Making Modern is the MFA exhibition for Architecture, Interior Architecture, and Designed Objects at the School of the Art Institute of Chicago. This first part of my coverage highlights the work of five recent graduates in the Architecture program.
April Chen’s project ‘Fluid Modern’ seeks a departure from Modernist ideals in order to reflect the fluidity and interconnectivity of urban life today. Chen comments in her statement, “I envision a city where the conventional practice of discrete destinations morphs into continuous access to multiple destinations.” Her beautiful paper constructions combine faceted geometries with organic meshes that not only comment on the fluidity of contemporary life, but a coalescence of technology with nature.

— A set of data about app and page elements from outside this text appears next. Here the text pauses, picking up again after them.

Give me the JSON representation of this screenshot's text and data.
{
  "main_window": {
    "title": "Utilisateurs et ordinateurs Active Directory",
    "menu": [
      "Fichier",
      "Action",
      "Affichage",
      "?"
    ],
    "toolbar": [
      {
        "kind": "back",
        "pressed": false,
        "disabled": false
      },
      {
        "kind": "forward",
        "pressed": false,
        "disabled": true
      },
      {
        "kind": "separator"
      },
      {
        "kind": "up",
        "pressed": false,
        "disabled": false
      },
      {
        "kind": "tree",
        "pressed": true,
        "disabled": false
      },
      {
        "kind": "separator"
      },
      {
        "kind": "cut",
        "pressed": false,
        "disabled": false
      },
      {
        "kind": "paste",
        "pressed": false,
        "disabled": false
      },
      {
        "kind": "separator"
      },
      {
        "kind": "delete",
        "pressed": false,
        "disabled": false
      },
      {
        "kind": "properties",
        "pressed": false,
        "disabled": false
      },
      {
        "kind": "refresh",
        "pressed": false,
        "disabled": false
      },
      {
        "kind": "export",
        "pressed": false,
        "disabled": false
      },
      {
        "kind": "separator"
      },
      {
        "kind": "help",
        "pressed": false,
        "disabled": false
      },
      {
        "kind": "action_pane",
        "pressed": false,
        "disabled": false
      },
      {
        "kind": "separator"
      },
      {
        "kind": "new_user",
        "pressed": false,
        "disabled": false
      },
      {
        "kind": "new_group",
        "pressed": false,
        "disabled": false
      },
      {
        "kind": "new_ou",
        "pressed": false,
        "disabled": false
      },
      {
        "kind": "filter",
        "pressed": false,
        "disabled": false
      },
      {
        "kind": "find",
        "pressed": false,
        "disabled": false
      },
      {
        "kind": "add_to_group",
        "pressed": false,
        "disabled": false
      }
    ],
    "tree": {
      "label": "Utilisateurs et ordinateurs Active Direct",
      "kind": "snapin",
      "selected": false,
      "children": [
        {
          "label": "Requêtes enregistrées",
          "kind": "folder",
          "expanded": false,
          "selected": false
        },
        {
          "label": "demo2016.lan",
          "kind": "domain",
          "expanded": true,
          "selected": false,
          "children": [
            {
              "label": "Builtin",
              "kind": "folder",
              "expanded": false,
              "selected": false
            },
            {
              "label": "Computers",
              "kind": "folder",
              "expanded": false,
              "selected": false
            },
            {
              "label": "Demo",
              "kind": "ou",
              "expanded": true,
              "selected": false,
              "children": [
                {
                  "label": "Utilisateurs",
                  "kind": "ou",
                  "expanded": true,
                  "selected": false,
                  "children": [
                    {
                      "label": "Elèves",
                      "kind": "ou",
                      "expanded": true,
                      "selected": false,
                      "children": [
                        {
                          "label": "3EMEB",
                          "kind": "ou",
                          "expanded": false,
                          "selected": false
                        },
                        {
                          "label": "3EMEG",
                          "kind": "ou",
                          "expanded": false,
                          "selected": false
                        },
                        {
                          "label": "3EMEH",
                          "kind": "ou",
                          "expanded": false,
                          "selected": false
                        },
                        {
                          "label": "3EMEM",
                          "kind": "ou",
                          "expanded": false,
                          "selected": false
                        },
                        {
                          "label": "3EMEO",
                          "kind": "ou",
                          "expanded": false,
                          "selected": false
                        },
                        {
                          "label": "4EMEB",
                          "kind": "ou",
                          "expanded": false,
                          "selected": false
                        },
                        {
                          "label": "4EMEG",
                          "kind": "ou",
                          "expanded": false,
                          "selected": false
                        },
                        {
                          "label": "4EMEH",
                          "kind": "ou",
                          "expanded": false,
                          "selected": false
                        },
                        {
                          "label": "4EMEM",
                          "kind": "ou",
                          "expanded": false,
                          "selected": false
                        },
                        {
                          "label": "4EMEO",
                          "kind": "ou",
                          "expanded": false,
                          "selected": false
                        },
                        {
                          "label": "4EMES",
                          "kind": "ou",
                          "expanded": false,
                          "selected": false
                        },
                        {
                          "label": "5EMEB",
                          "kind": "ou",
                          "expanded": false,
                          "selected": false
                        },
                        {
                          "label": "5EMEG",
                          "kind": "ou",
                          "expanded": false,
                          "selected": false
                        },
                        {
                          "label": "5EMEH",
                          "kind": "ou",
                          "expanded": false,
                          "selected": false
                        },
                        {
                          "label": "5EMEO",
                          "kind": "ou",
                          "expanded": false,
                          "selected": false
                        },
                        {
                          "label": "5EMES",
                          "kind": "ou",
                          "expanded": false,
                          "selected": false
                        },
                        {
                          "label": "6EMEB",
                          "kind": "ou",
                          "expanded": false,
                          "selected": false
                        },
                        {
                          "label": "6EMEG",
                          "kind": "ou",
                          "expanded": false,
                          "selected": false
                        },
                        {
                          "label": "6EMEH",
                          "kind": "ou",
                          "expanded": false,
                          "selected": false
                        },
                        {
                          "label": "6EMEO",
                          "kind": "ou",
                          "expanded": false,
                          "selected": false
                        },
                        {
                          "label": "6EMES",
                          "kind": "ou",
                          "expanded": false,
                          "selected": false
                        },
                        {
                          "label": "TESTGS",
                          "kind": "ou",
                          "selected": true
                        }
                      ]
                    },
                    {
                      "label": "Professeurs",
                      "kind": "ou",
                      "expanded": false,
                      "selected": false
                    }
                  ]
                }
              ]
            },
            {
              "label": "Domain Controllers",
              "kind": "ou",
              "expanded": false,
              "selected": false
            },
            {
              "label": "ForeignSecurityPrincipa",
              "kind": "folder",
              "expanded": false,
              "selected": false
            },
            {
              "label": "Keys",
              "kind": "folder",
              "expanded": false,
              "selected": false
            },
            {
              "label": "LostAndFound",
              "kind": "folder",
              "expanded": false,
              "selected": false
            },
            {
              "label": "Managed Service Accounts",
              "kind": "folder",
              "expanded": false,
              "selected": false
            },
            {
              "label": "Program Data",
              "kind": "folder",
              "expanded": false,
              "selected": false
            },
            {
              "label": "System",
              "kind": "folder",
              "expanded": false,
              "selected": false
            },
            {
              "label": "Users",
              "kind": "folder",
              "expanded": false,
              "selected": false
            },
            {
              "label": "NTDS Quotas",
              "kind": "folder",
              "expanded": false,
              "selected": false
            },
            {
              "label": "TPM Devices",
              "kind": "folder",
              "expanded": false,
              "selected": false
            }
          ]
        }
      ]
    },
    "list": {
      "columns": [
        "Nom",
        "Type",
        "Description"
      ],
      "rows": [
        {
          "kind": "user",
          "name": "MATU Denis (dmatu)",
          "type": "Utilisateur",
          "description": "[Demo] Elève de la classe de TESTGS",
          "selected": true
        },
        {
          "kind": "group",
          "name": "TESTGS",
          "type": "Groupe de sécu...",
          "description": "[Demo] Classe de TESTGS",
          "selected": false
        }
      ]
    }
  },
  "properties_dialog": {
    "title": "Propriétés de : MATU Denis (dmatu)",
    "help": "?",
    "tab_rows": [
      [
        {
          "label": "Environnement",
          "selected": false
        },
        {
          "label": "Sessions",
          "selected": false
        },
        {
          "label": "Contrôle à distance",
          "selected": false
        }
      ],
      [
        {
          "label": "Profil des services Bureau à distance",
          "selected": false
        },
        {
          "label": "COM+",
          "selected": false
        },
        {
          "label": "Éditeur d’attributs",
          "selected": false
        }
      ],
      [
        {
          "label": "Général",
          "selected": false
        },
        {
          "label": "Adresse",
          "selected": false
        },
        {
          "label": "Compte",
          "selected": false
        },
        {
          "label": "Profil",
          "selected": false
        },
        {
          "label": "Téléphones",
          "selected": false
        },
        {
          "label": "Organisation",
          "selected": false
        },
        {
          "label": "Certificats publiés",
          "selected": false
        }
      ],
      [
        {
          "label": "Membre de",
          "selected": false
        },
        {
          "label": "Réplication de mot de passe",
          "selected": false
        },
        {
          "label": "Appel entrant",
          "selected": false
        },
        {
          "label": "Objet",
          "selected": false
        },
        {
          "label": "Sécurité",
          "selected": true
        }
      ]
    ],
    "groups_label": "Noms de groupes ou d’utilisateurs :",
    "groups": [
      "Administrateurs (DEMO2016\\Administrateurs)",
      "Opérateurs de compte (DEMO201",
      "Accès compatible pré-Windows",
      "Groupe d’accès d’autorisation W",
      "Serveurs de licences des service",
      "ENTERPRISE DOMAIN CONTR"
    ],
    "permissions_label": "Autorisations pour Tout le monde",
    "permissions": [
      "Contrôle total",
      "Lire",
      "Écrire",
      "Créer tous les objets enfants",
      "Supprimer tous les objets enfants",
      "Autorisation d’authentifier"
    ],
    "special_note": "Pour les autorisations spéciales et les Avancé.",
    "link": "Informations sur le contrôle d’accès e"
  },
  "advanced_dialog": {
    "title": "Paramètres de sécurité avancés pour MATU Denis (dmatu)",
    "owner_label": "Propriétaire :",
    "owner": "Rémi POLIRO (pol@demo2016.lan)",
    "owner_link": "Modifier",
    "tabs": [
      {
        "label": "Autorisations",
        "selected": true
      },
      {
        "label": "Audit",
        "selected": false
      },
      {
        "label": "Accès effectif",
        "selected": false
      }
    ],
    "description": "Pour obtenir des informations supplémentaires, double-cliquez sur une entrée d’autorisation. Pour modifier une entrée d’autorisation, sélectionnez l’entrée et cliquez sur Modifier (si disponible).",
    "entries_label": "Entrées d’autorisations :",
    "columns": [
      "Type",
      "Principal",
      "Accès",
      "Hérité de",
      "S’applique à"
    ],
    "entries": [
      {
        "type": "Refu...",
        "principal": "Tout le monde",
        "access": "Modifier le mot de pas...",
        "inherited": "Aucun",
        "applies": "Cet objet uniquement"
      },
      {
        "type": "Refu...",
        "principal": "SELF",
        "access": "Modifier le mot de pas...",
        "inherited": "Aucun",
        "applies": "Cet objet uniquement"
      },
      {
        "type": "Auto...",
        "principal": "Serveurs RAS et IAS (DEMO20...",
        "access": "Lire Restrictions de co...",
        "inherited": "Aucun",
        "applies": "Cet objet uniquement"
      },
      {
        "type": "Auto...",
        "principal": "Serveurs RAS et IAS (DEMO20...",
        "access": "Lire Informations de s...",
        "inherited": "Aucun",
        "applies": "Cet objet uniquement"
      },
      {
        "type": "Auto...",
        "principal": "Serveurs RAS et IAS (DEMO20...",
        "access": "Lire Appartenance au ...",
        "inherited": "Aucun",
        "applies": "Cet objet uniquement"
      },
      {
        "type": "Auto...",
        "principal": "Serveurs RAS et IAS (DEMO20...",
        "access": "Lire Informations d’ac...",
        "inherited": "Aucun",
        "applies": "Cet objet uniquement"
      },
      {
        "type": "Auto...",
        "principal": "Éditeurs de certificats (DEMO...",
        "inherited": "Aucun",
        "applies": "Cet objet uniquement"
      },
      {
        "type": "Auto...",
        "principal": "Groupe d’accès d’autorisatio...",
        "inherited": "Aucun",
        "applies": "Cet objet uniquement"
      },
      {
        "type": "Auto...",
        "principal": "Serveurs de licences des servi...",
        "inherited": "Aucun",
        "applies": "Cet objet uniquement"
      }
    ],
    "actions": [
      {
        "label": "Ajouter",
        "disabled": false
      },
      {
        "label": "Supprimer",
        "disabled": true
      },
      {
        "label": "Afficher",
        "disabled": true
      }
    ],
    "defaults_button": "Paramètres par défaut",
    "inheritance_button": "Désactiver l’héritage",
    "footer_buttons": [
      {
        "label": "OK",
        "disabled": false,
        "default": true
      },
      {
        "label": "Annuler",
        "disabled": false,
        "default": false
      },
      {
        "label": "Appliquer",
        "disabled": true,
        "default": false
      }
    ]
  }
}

Carl Petersen approaches architecture “as a means to work at the intersection of environmental concern and social justice”. His ‘Trestle Public Works’ model featured a visually tiered municiple building and historic dock created with layers of laser-cut cardboard. The presentation was nearly as impressive as the project, with the full model displayed suspended in front of a large poster that was as well designed as it was informative.
Christina Bies designed multiple informational and visual elements for her thesis project entitled ‘Hybrid Housing’. The viewer can explore her process by opening the many doors of her central display. The individually crafted boxes — with laser-etched blue acrylic doors! — mimic the overall design of the building and contain multiple models and floor plans. There is also a model that shows this family and elderly housing community in relations to an urban environment as well as a site analysis made from multiple layers of translucent acrylic.
James Spiller’s Construction Line included these four works on paper which added a humanity and beauty to the exhibition. They also demonstrate how the new generation of designers are multidisciplinary, traversing from graphic design to architecture, product design to illustration.
Taylor Lowe, a former Economics and Literature major at UCSD, is a lecturer and critical writer on architecture and an adept designer — as his project Thinking Outisde the Brick demonstrates. Layered mass and undulating surfaces result from the organic and modular concept of ‘play tectonics’.
Making Modern is one of the best graduate design exhibitions I have seen. Concepts are effectively written, projects are professionally crafted, and the entire show is tightly organized and compellingly presented. The exhibition is on view for just one more week; do not miss it.